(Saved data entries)
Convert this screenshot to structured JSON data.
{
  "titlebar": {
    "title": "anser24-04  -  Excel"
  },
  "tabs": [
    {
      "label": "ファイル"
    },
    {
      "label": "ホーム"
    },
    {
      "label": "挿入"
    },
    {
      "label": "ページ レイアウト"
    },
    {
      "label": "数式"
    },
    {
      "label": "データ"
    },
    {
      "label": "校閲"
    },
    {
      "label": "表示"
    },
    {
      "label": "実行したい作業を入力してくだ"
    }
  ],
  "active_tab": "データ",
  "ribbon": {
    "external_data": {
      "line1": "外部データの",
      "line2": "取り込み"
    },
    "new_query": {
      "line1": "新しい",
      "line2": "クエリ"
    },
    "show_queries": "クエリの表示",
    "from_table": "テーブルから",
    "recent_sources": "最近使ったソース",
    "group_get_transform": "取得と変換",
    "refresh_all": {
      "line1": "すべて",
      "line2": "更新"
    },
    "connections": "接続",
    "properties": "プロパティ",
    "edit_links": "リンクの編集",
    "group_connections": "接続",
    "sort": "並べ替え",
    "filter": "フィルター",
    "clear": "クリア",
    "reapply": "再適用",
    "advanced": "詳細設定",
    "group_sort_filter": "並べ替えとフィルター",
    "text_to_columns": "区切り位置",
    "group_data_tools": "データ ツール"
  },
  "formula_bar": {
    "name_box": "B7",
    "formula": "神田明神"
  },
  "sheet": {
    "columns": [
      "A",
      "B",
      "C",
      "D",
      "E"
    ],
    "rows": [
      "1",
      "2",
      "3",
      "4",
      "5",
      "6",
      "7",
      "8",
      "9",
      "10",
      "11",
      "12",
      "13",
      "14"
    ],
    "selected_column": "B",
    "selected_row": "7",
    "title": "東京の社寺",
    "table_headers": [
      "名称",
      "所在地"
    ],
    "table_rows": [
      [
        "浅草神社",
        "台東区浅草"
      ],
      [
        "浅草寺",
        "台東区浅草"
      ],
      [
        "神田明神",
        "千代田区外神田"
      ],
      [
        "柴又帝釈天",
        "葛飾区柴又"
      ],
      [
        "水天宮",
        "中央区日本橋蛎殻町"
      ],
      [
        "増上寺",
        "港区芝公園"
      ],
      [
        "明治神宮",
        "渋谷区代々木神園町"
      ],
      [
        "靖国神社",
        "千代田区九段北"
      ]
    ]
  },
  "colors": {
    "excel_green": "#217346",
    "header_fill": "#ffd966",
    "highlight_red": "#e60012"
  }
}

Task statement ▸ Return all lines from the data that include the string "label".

Solved problem ▸
      "label": "ファイル"
      "label": "ホーム"
      "label": "挿入"
      "label": "ページ レイアウト"
      "label": "数式"
      "label": "データ"
      "label": "校閲"
      "label": "表示"
      "label": "実行したい作業を入力してくだ"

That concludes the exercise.